The other way the public engage is through petitions. There are two petitions on the agenda for Thursday’s council meeting:
1) Petition opposing the changes and charges to the Market Drayton Car Park.
2) Say NO to Council plans to raise parking charges in Shrewsbury.
Each petition will have gained at least 1,000 signatures. The petitioners will be allowed five minutes to outline their case, after which there will be a debate among council members of up to 15 minutes. Council leaders will then decide whether to take any action following the petition.
Councillors are entitled to present motions, calling for change in the way the council operates. There are three on the agenda on Thursday.
1) Green councillor Julian Dean will ask the council to make representations to the government on proposals to remove domestic abuse refuges and other forms of short-term supported housing from the welfare system.
2) Lib Dem councillor Heather Kidd is calling on council officers to urgently bring forward innovative ways to build housing to satisfy local need and not the profits of developers in our rural areas.
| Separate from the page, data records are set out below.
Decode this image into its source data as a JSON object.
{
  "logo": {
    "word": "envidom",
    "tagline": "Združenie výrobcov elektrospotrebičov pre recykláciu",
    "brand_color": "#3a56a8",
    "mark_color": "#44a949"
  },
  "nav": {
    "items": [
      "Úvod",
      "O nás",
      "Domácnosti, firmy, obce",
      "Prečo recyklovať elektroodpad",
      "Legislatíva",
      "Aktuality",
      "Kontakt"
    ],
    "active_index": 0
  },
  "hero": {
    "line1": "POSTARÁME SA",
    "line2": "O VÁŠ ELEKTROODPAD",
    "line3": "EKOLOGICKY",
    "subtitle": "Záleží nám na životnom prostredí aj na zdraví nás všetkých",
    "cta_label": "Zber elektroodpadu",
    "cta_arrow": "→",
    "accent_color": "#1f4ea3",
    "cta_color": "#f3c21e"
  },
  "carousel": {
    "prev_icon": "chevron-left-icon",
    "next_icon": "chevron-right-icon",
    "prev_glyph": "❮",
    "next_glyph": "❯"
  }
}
3) I am asking officers to explore the case for a countywide lottery.
Councillor questions are an important way of finding out what is happening at the council and also make political statements. There are nine questions at this meeting, rather more than usual. The questions and answers are online. Councillors will be allowed to ask a supplementary question during the meeting – but not comment on either the written answer or the oral response to the supplementary question.
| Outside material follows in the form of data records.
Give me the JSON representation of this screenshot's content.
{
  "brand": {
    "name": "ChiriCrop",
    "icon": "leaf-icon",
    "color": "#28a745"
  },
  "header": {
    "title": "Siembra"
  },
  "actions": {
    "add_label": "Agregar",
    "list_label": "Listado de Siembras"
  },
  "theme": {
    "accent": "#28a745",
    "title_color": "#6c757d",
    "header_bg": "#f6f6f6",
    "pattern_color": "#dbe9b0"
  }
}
Conservative councillors David Turner and Stuart West have questions congratulating the council leadership on keeping the budget under control and on the high performance of children and adult services. Lib Dem has Heather Kidd asked how much local needs affordable housing has been built in rural areas. Fellow Lib Dem Roger Evans has questions on the community infrastructure levy and transfer of staff from Shropshire Council under TPUE regulations. Labour’s Pam Mosely is asking about the costs of employment of agency staff. Independent Dave Tremellen is asking about what has happened to a working group that was considering planning matters.
I have a question on recycling, including what is being done to get black plastic recycled and whether the council is to charge for collecting green waste. My second question is on the take up of rates relief.
It’s going to be a busy council meeting with a lot of other items on the agenda, including making many of those surviving on benefits pay 20% of their council tax bill and the potential purchase of shopping centres in Shrewsbury.
This is the last meeting of the year and members will be chomping at the bit for their Christmas lunch by the end of the meeting.
. This applies to other council meetings, including the three planning committees and cabinet.
. It is not clear that the question itself needs to be submitted rather than notice given, but I think the full question will have to be in writing.
. The system has been abused on at least one occasion, with the questioner using the supplementary question to attack a councillor. But this is rare and the speaker can stop this happening.